The Russian bear isn't looking very healthy these days. The country's stock market has tanked while interest rates have soared -- up to 150 percent at one point. For the moment, the Russian economy appears to have stabilized, but its underlying troubles have hardly disappeared.
In response, Western officials and big investors have focused their attention on channeling more money to Russia through the International Monetary Fund. Any new assistance would be on top of a $9.2 billion aid package that is already in the works.
But while Washington contemplates lending billions of dollars more to the Russian government, it continues to maintain pervasive trade barriers that prevent significant increases in Russian exports to the United States. President Clinton publicly proclaims the U.S. desire to help Russia, but those trade barriers are stifling the chances of its 150 million citizens to build better lives.
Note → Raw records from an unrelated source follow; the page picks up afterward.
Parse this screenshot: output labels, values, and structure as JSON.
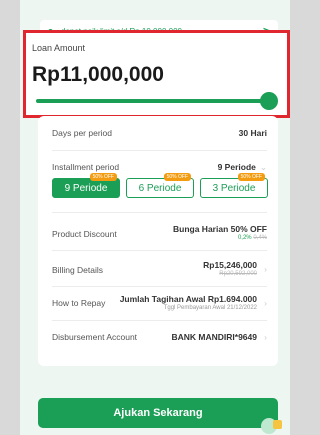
{
  "banner": {
    "text": "dapat naik limit s/d Rp 10.000.000",
    "chevron": ">"
  },
  "loan": {
    "label": "Loan Amount",
    "value": "Rp11,000,000",
    "slider_fraction": 1.0
  },
  "rows": {
    "days_per_period": {
      "label": "Days per period",
      "value": "30 Hari"
    },
    "installment_period": {
      "label": "Installment period",
      "value": "9 Periode"
    },
    "product_discount": {
      "label": "Product Discount",
      "value": "Bunga Harian 50% OFF",
      "new_rate": "0,2%",
      "old_rate": "0,4%"
    },
    "billing_details": {
      "label": "Billing Details",
      "value": "Rp15,246,000",
      "old_value": "Rp20,592,000"
    },
    "how_to_repay": {
      "label": "How to Repay",
      "value": "Jumlah Tagihan Awal Rp1.694.000",
      "sub": "Tggl Pembayaran Awal 21/12/2022"
    },
    "disbursement": {
      "label": "Disbursement Account",
      "value": "BANK MANDIRI*9649"
    }
  },
  "period_options": [
    {
      "label": "9 Periode",
      "badge": "50% OFF",
      "selected": true
    },
    {
      "label": "6 Periode",
      "badge": "50% OFF",
      "selected": false
    },
    {
      "label": "3 Periode",
      "badge": "50% OFF",
      "selected": false
    }
  ],
  "submit_label": "Ajukan Sekarang",
  "colors": {
    "accent": "#1b9e55",
    "highlight_border": "#e0262e",
    "badge": "#f39c12"
  }
}
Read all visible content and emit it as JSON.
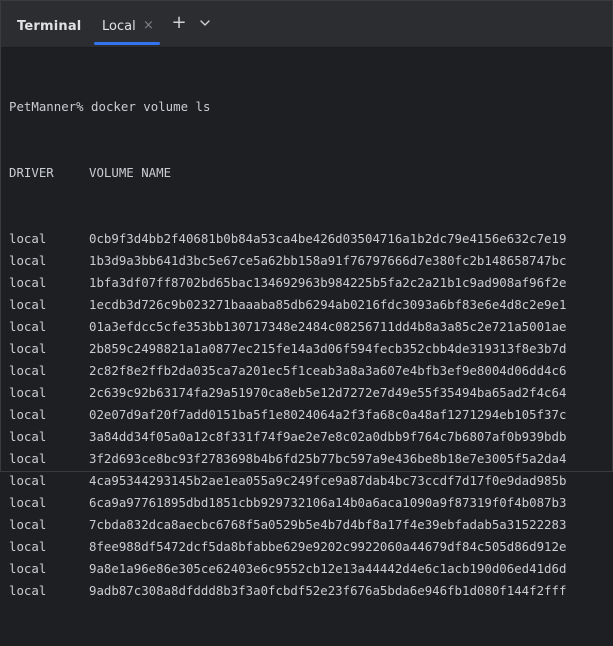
{
  "header": {
    "title": "Terminal",
    "tab_label": "Local",
    "close_glyph": "×",
    "new_tab_glyph": "+",
    "dropdown_icon": "chevron-down-icon"
  },
  "terminal": {
    "prompt": "PetManner% docker volume ls",
    "headers": {
      "driver": "DRIVER",
      "volume": "VOLUME NAME"
    },
    "rows": [
      {
        "driver": "local",
        "name": "0cb9f3d4bb2f40681b0b84a53ca4be426d03504716a1b2dc79e4156e632c7e19"
      },
      {
        "driver": "local",
        "name": "1b3d9a3bb641d3bc5e67ce5a62bb158a91f76797666d7e380fc2b148658747bc"
      },
      {
        "driver": "local",
        "name": "1bfa3df07ff8702bd65bac134692963b984225b5fa2c2a21b1c9ad908af96f2e"
      },
      {
        "driver": "local",
        "name": "1ecdb3d726c9b023271baaaba85db6294ab0216fdc3093a6bf83e6e4d8c2e9e1"
      },
      {
        "driver": "local",
        "name": "01a3efdcc5cfe353bb130717348e2484c08256711dd4b8a3a85c2e721a5001ae"
      },
      {
        "driver": "local",
        "name": "2b859c2498821a1a0877ec215fe14a3d06f594fecb352cbb4de319313f8e3b7d"
      },
      {
        "driver": "local",
        "name": "2c82f8e2ffb2da035ca7a201ec5f1ceab3a8a3a607e4bfb3ef9e8004d06dd4c6"
      },
      {
        "driver": "local",
        "name": "2c639c92b63174fa29a51970ca8eb5e12d7272e7d49e55f35494ba65ad2f4c64"
      },
      {
        "driver": "local",
        "name": "02e07d9af20f7add0151ba5f1e8024064a2f3fa68c0a48af1271294eb105f37c"
      },
      {
        "driver": "local",
        "name": "3a84dd34f05a0a12c8f331f74f9ae2e7e8c02a0dbb9f764c7b6807af0b939bdb"
      },
      {
        "driver": "local",
        "name": "3f2d693ce8bc93f2783698b4b6fd25b77bc597a9e436be8b18e7e3005f5a2da4"
      },
      {
        "driver": "local",
        "name": "4ca95344293145b2ae1ea055a9c249fce9a87dab4bc73ccdf7d17f0e9dad985b"
      },
      {
        "driver": "local",
        "name": "6ca9a97761895dbd1851cbb929732106a14b0a6aca1090a9f87319f0f4b087b3"
      },
      {
        "driver": "local",
        "name": "7cbda832dca8aecbc6768f5a0529b5e4b7d4bf8a17f4e39ebfadab5a31522283"
      },
      {
        "driver": "local",
        "name": "8fee988df5472dcf5da8bfabbe629e9202c9922060a44679df84c505d86d912e"
      },
      {
        "driver": "local",
        "name": "9a8e1a96e86e305ce62403e6c9552cb12e13a44442d4e6c1acb190d06ed41d6d"
      },
      {
        "driver": "local",
        "name": "9adb87c308a8dfddd8b3f3a0fcbdf52e23f676a5bda6e946fb1d080f144f2fff"
      }
    ]
  },
  "colors": {
    "background": "#1e1f22",
    "toolbar": "#2b2d30",
    "text": "#c9ccd1",
    "accent": "#3574f0"
  }
}
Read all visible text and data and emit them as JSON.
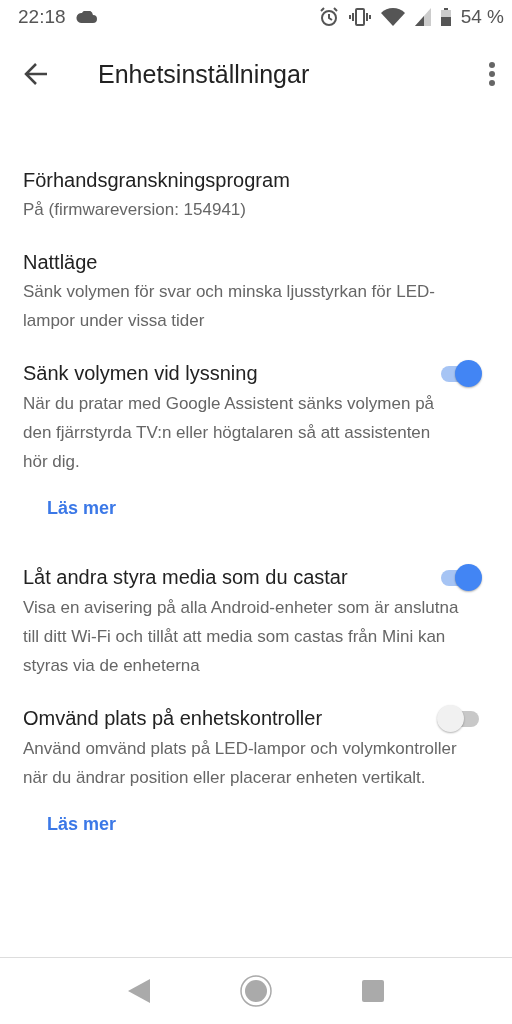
{
  "status_bar": {
    "time": "22:18",
    "battery": "54 %"
  },
  "app_bar": {
    "title": "Enhetsinställningar"
  },
  "settings": [
    {
      "kind": "text",
      "title": "Förhandsgranskningsprogram",
      "description": "På (firmwareversion: 154941)"
    },
    {
      "kind": "text",
      "title": "Nattläge",
      "description": "Sänk volymen för svar och minska ljusstyrkan för LED-lampor under vissa tider"
    },
    {
      "kind": "toggle",
      "title": "Sänk volymen vid lyssning",
      "description": "När du pratar med Google Assistent sänks volymen på den fjärrstyrda TV:n eller högtalaren så att assistenten hör dig.",
      "on": true
    },
    {
      "kind": "link",
      "text": "Läs mer"
    },
    {
      "kind": "toggle",
      "title": "Låt andra styra media som du castar",
      "description": "Visa en avisering på alla Android-enheter som är anslutna till ditt Wi-Fi och tillåt att media som castas från Mini kan styras via de enheterna",
      "on": true
    },
    {
      "kind": "toggle",
      "title": "Omvänd plats på enhetskontroller",
      "description": "Använd omvänd plats på LED-lampor och volymkontroller när du ändrar position eller placerar enheten vertikalt.",
      "on": false
    },
    {
      "kind": "link",
      "text": "Läs mer"
    }
  ]
}
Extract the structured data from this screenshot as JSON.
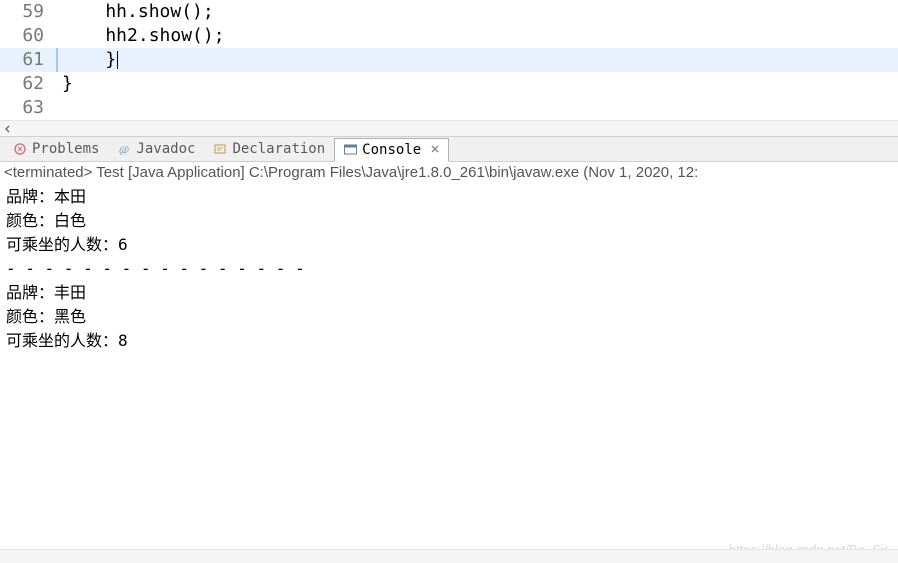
{
  "editor": {
    "lines": [
      {
        "num": "59",
        "text": "    hh.show();",
        "hl": false
      },
      {
        "num": "60",
        "text": "    hh2.show();",
        "hl": false
      },
      {
        "num": "61",
        "text": "    }",
        "hl": true
      },
      {
        "num": "62",
        "text": "}",
        "hl": false
      },
      {
        "num": "63",
        "text": "",
        "hl": false
      }
    ]
  },
  "tabs": {
    "problems": "Problems",
    "javadoc": "Javadoc",
    "declaration": "Declaration",
    "console": "Console"
  },
  "console": {
    "status": "<terminated> Test [Java Application] C:\\Program Files\\Java\\jre1.8.0_261\\bin\\javaw.exe (Nov 1, 2020, 12:",
    "output": [
      "品牌：本田",
      "颜色：白色",
      "可乘坐的人数：6",
      "- - - - - - - - - - - - - - - -",
      "品牌：丰田",
      "颜色：黑色",
      "可乘坐的人数：8"
    ]
  },
  "watermark": "https://blog.csdn.net/Bo_Sir"
}
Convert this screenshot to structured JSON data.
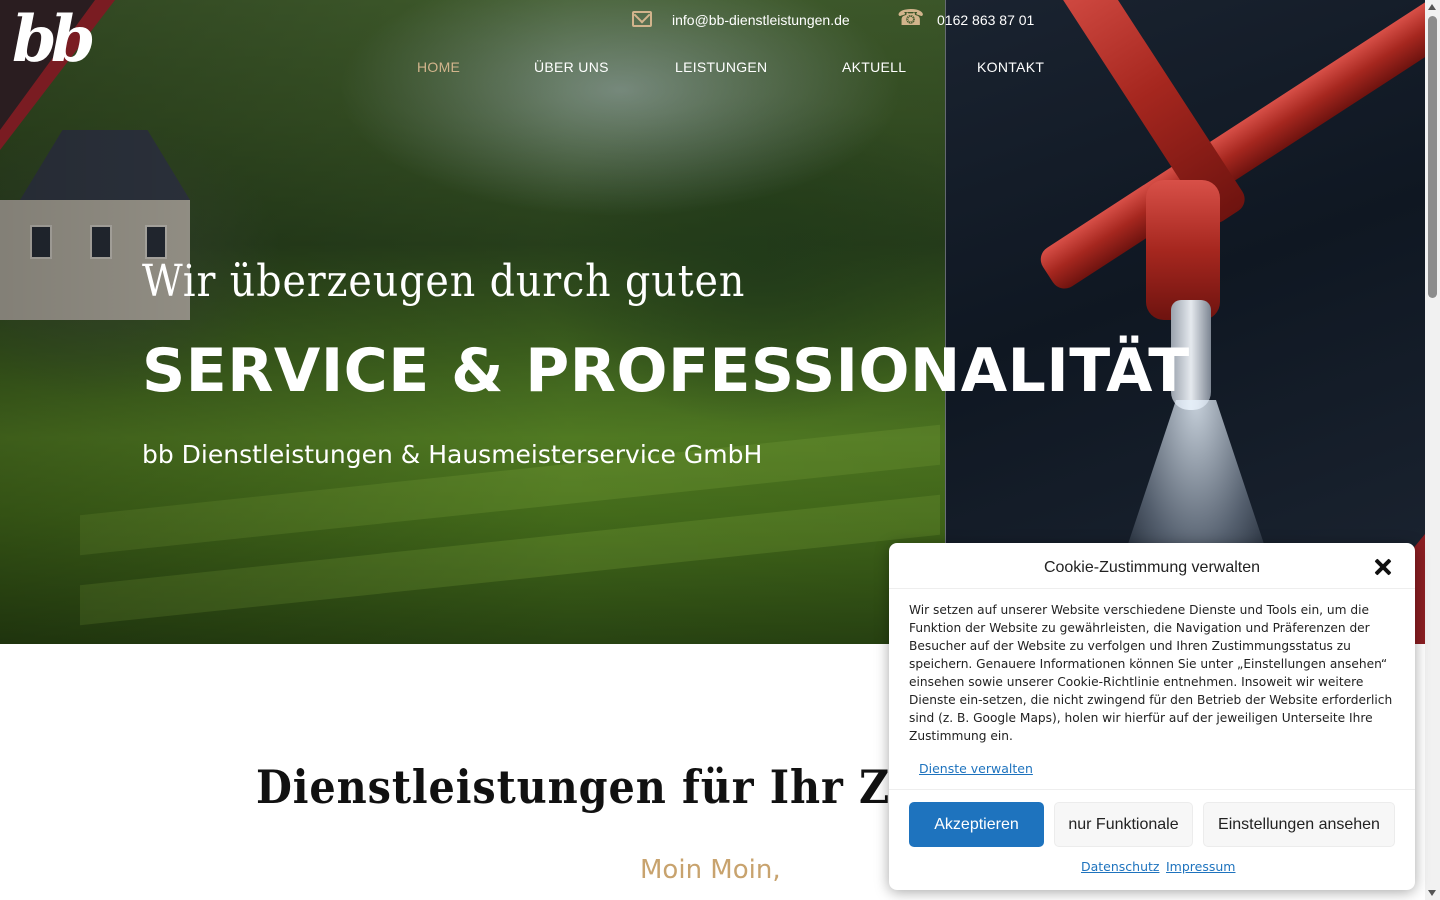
{
  "brand": {
    "logo_text": "bb"
  },
  "contact": {
    "email": "info@bb-dienstleistungen.de",
    "phone": "0162 863 87 01"
  },
  "nav": {
    "items": [
      {
        "label": "HOME",
        "active": true
      },
      {
        "label": "ÜBER UNS",
        "active": false
      },
      {
        "label": "LEISTUNGEN",
        "active": false
      },
      {
        "label": "AKTUELL",
        "active": false
      },
      {
        "label": "KONTAKT",
        "active": false
      }
    ]
  },
  "hero": {
    "subtitle": "Wir überzeugen durch guten",
    "title": "SERVICE & PROFESSIONALITÄT",
    "company": "bb Dienstleistungen & Hausmeisterservice GmbH"
  },
  "content": {
    "heading": "Dienstleistungen für Ihr Zuhause u",
    "greeting": "Moin Moin,"
  },
  "cookie": {
    "title": "Cookie-Zustimmung verwalten",
    "body": "Wir setzen auf unserer Website verschiedene Dienste und Tools ein, um die Funktion der Website zu gewährleisten, die Navigation und Präferenzen der Besucher auf der Website zu verfolgen und Ihren Zustimmungsstatus zu speichern. Genauere Informationen können Sie unter „Einstellungen ansehen“ einsehen sowie unserer Cookie-Richtlinie entnehmen. Insoweit wir weitere Dienste ein-setzen, die nicht zwingend für den Betrieb der Website erforderlich sind (z. B. Google Maps), holen wir hierfür auf der jeweiligen Unterseite Ihre Zustimmung ein.",
    "manage_link": "Dienste verwalten",
    "accept_label": "Akzeptieren",
    "functional_label": "nur Funktionale",
    "settings_label": "Einstellungen ansehen",
    "privacy_link": "Datenschutz",
    "imprint_link": "Impressum"
  },
  "colors": {
    "accent_gold": "#d2b48c",
    "primary_blue": "#1e73be",
    "brand_red": "#8b1e22",
    "greeting_gold": "#c8a36e"
  },
  "icons": [
    "mail-icon",
    "phone-icon",
    "close-icon"
  ]
}
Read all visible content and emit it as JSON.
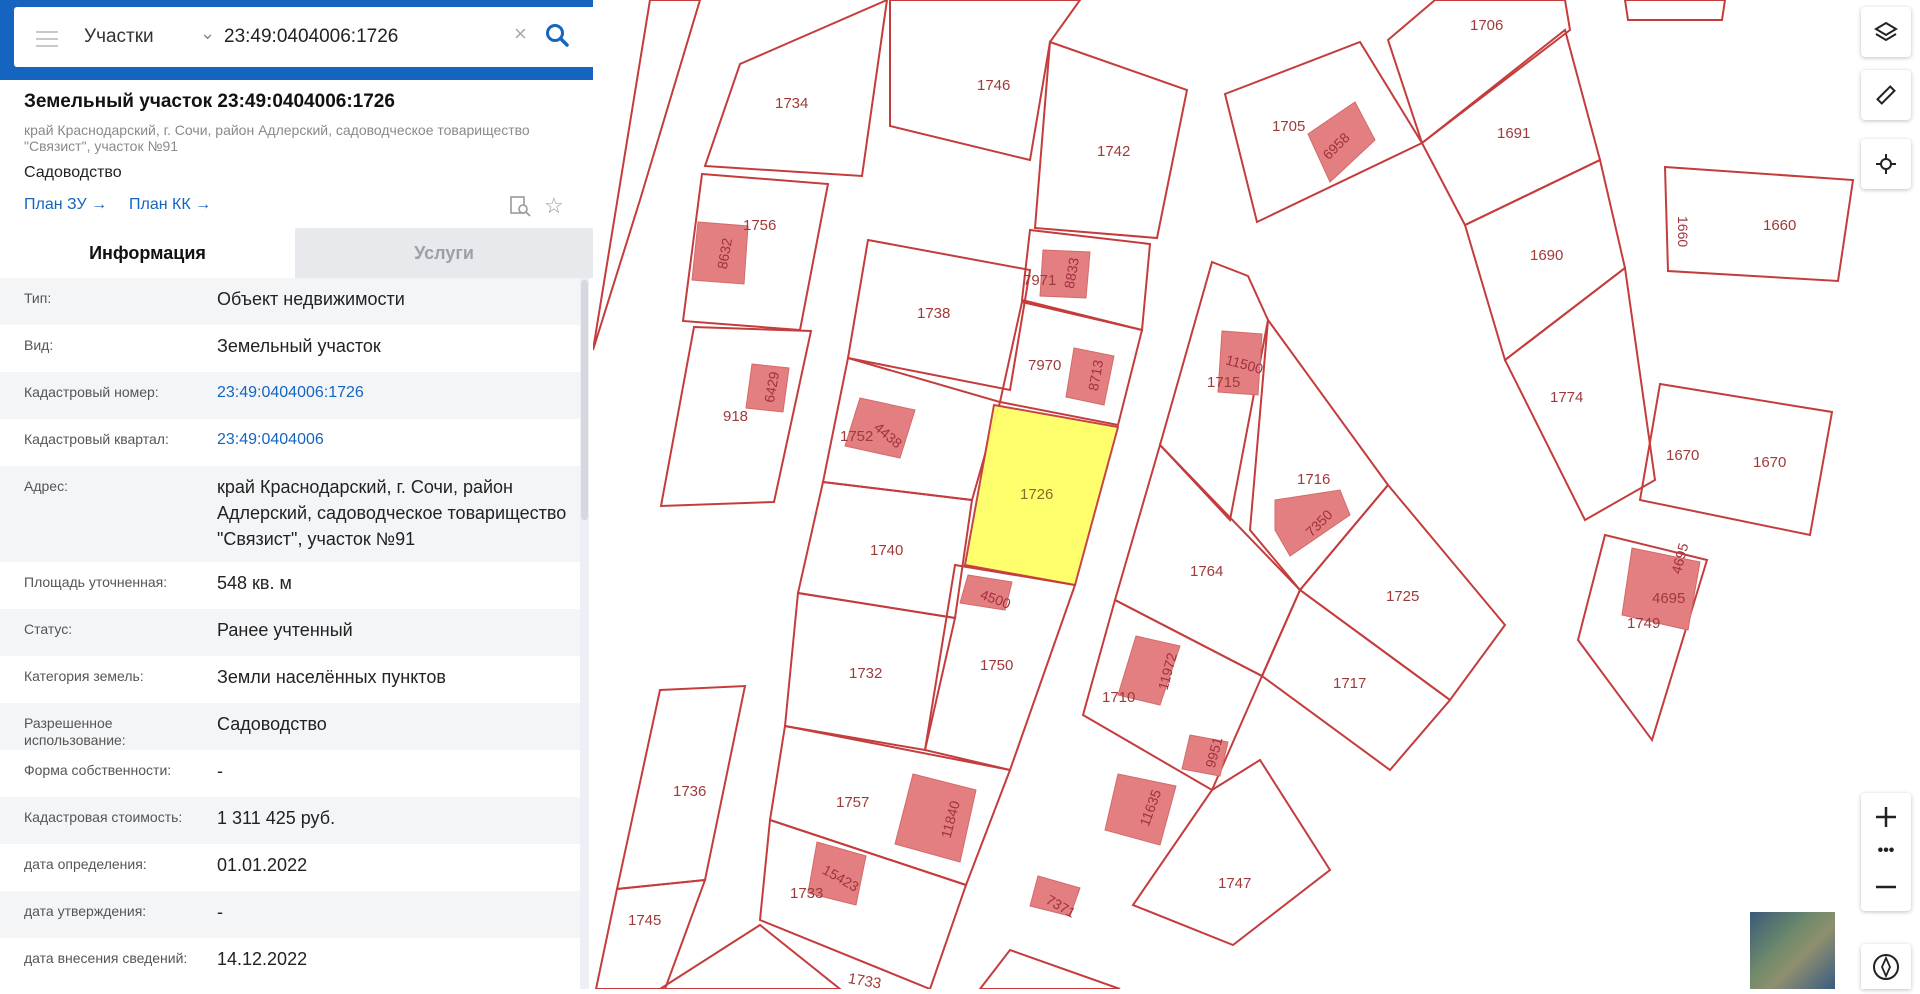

Ironically, the Russian economy might today be stronger if the Clinton administration had followed its own advice. In a 1995 speech, for example, Vice-President Al Gore said that "President Clinton and the supporters of Russian reform in Congress have long maintained that it would be trade, not aid, that would be the ultimate guarantor of economic growth in the former Soviet Union."
He further declared that "The door is [now] open for Russia to build a vibrant, mutually advantageous trade and investment relationship with the United States and the other market democracies."
In reality, that door was never fully open. Washington has always imposed curbs such as high tariffs and quotas on a range of Russian goods. Those barriers cost Russia $700 million in desperately needed sales each year, according to Russian Deputy Minister for Foreign Economic Relations and Trade Roald Piskoppel.
Of particular concern is the U.S. use of anti-dumping penalties. Russia's losses from those measures alone amount to $150 million per year, Piskoppel reported. That's hardly surprising, considering the United States has used them to block Russian imports -- from pure magnesium to sponge titanium -- at every turn.
Even when anti-dumping penalties aren't imposed, Russia loses. In September, for example, the Department of Commerce agreed to suspend its anti-dumping investigation on imports of carbon steel plate. Instead, "voluntary" quotas and price floors were imposed. That's good news for anti-dumping dependents like Geneva Steel and Gulf States Steel: they reap gains from protection at the expense of Russian manufacturers, U.S. consumers and downstream producers. According to those companies, American industries shouldn't be allowed to buy steel at the best available price.
Now Americans may be forced to pay again -- this time with their tax dollars -- if new IMF funding is approved. Indeed, officials are already citing Russia's troubles as evidence that an additional $18 billion of U.S. funds is needed to shore up IMF reserves.
Russian officials are understandably frustrated by Western hypocrisy. Dmitriy Sukhoparov of the Ministry for Foreign Economic Relations summed up their sentiments, saying, "In response to an almost complete opening of its market in 1992, Russia by 1998 got a sixfold increase in trade barriers" to its exports.
It's time for the United States to bring trade policy towards Russia in line with general foreign policy goals. The first step should be to change Russia's "non-market economy" classification. Dumping margins for non-market economies are calculated using a hopelessly biased process that often results in astronomically high penalties. The European Union has already re-classified Russia; Washington should do the same.
That change alone, though, is not sufficient. The anti-dumping law needs reform across the board. Its biased policies penalize as "unfair" business practices that are perfectly legal when engaged in by American businesses. Until such discrimination against imports is ended, exporters in Russia and elsewhere will continue to be vulnerable to exclusion from the U.S. market.
So far, Russia hasn't approached the leading industrial nations for bilateral aid to help relieve financial market strains. "The only support Russia needs is that of free and fair competition," declared Prime Minister Sergei Kiriyenko recently. "We don't need any other aid." Even some IMF officials say that Russia stands a good chance of riding out its troubles without an aid package.
Kiriyenko is right. In the long term, what Russia needs isn't continued reliance on foreign loans and aid, but simply the opportunity to trade.